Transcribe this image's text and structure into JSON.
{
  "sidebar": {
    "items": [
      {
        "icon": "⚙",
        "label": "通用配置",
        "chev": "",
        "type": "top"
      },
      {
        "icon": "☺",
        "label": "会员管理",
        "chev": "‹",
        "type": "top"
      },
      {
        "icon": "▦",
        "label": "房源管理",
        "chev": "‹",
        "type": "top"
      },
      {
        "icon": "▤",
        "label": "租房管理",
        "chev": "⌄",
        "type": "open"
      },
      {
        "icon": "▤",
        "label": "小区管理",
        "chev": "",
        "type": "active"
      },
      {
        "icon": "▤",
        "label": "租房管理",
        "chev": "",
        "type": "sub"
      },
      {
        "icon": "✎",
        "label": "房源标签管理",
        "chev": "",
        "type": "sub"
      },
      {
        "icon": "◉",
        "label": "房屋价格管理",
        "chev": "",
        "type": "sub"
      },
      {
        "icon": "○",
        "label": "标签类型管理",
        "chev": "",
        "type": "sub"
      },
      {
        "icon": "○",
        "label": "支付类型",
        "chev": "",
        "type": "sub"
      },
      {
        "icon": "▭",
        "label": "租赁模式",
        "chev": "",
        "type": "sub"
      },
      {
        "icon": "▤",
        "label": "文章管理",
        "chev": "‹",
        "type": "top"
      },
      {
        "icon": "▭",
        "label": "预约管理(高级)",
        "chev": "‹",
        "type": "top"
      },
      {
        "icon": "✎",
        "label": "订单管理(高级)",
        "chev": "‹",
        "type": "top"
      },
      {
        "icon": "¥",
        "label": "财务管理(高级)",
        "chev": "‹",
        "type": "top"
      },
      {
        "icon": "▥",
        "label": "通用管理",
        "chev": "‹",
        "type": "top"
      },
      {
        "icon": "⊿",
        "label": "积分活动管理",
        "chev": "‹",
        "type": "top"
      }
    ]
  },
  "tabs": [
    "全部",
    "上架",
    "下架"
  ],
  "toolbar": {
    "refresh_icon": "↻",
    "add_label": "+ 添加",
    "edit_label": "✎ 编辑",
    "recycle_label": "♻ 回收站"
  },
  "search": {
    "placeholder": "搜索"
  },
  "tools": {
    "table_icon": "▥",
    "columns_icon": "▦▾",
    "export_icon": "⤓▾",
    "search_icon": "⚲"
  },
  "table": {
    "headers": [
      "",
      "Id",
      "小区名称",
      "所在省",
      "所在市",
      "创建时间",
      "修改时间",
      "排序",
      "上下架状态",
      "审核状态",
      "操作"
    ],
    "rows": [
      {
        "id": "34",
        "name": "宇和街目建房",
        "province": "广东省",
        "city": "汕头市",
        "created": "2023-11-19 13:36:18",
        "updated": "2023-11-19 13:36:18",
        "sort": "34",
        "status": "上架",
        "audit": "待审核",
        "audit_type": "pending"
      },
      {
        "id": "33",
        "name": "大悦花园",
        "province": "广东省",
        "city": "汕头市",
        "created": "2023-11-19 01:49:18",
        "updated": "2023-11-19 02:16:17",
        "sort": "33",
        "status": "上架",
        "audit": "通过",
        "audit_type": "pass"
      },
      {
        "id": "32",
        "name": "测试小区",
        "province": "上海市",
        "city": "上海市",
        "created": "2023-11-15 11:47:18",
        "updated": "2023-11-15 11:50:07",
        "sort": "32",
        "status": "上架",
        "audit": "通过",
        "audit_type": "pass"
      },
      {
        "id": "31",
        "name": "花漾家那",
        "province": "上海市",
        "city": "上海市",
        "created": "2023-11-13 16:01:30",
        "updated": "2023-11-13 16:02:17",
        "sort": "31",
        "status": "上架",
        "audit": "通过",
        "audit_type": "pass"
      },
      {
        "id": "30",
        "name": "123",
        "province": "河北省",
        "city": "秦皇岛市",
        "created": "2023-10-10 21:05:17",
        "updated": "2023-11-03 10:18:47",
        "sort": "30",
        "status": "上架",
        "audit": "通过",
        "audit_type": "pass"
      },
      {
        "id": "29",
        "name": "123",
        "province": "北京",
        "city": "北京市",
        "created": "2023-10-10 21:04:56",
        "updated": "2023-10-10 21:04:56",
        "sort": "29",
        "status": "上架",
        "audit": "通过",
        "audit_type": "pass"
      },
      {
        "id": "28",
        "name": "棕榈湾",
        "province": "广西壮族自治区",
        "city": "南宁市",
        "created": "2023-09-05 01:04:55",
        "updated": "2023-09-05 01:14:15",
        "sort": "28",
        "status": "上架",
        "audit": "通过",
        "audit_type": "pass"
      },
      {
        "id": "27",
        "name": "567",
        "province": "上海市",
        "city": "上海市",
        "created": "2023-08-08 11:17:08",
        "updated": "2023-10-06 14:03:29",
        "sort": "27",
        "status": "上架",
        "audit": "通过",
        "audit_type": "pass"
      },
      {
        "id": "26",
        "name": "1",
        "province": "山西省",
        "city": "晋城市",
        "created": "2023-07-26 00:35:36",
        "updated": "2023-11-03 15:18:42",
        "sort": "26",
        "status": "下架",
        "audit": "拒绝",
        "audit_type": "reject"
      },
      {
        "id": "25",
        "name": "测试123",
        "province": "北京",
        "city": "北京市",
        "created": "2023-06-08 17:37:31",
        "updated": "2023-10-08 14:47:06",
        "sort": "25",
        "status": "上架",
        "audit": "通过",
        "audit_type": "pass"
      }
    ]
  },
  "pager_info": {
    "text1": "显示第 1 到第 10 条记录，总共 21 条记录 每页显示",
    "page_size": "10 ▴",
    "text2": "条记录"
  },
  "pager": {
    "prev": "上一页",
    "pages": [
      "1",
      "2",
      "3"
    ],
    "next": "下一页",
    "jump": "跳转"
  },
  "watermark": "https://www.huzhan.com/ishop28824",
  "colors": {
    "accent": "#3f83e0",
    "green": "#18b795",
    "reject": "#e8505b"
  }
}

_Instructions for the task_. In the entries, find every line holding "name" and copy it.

_Answer area_.
        "name": "宇和街目建房",
        "name": "大悦花园",
        "name": "测试小区",
        "name": "花漾家那",
        "name": "123",
        "name": "123",
        "name": "棕榈湾",
        "name": "567",
        "name": "1",
        "name": "测试123",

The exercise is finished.